§ Your instructions
Could you give the entries back exactly as they stand, minus any pictures?

Entries from a dataset of interfaces
________________________________________
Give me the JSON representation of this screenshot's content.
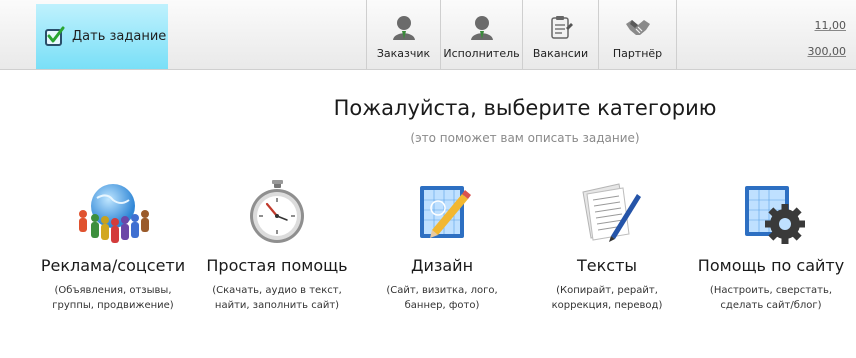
{
  "topbar": {
    "task_button": {
      "label": "Дать задание",
      "icon": "checkbox-check-icon",
      "color": "#8fe4f8"
    },
    "nav": [
      {
        "id": "customer",
        "label": "Заказчик",
        "icon": "user-icon"
      },
      {
        "id": "executor",
        "label": "Исполнитель",
        "icon": "user-icon"
      },
      {
        "id": "vacancies",
        "label": "Вакансии",
        "icon": "clipboard-icon"
      },
      {
        "id": "partner",
        "label": "Партнёр",
        "icon": "handshake-icon"
      }
    ],
    "stats": [
      "11,00",
      "300,00"
    ]
  },
  "main": {
    "title": "Пожалуйста, выберите категорию",
    "subtitle": "(это поможет вам описать задание)",
    "categories": [
      {
        "title": "Реклама/соцсети",
        "desc_line1": "(Объявления, отзывы,",
        "desc_line2": "группы, продвижение)",
        "icon": "people-globe-icon"
      },
      {
        "title": "Простая помощь",
        "desc_line1": "(Скачать, аудио в текст,",
        "desc_line2": "найти, заполнить сайт)",
        "icon": "stopwatch-icon"
      },
      {
        "title": "Дизайн",
        "desc_line1": "(Сайт, визитка, лого,",
        "desc_line2": "баннер, фото)",
        "icon": "design-pencil-icon"
      },
      {
        "title": "Тексты",
        "desc_line1": "(Копирайт, рерайт,",
        "desc_line2": "коррекция, перевод)",
        "icon": "document-pen-icon"
      },
      {
        "title": "Помощь по сайту",
        "desc_line1": "(Настроить, сверстать,",
        "desc_line2": "сделать сайт/блог)",
        "icon": "gear-window-icon"
      }
    ]
  }
}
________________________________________
§ Your solution
Give me the JSON representation of this screenshot's content.
{
  "topbar": {
    "task_button": {
      "label": "Дать задание",
      "icon": "checkbox-check-icon",
      "color": "#8fe4f8"
    },
    "nav": [
      {
        "id": "customer",
        "label": "Заказчик",
        "icon": "user-icon"
      },
      {
        "id": "executor",
        "label": "Исполнитель",
        "icon": "user-icon"
      },
      {
        "id": "vacancies",
        "label": "Вакансии",
        "icon": "clipboard-icon"
      },
      {
        "id": "partner",
        "label": "Партнёр",
        "icon": "handshake-icon"
      }
    ],
    "stats": [
      "11,00",
      "300,00"
    ]
  },
  "main": {
    "title": "Пожалуйста, выберите категорию",
    "subtitle": "(это поможет вам описать задание)",
    "categories": [
      {
        "title": "Реклама/соцсети",
        "desc_line1": "(Объявления, отзывы,",
        "desc_line2": "группы, продвижение)",
        "icon": "people-globe-icon"
      },
      {
        "title": "Простая помощь",
        "desc_line1": "(Скачать, аудио в текст,",
        "desc_line2": "найти, заполнить сайт)",
        "icon": "stopwatch-icon"
      },
      {
        "title": "Дизайн",
        "desc_line1": "(Сайт, визитка, лого,",
        "desc_line2": "баннер, фото)",
        "icon": "design-pencil-icon"
      },
      {
        "title": "Тексты",
        "desc_line1": "(Копирайт, рерайт,",
        "desc_line2": "коррекция, перевод)",
        "icon": "document-pen-icon"
      },
      {
        "title": "Помощь по сайту",
        "desc_line1": "(Настроить, сверстать,",
        "desc_line2": "сделать сайт/блог)",
        "icon": "gear-window-icon"
      }
    ]
  }
}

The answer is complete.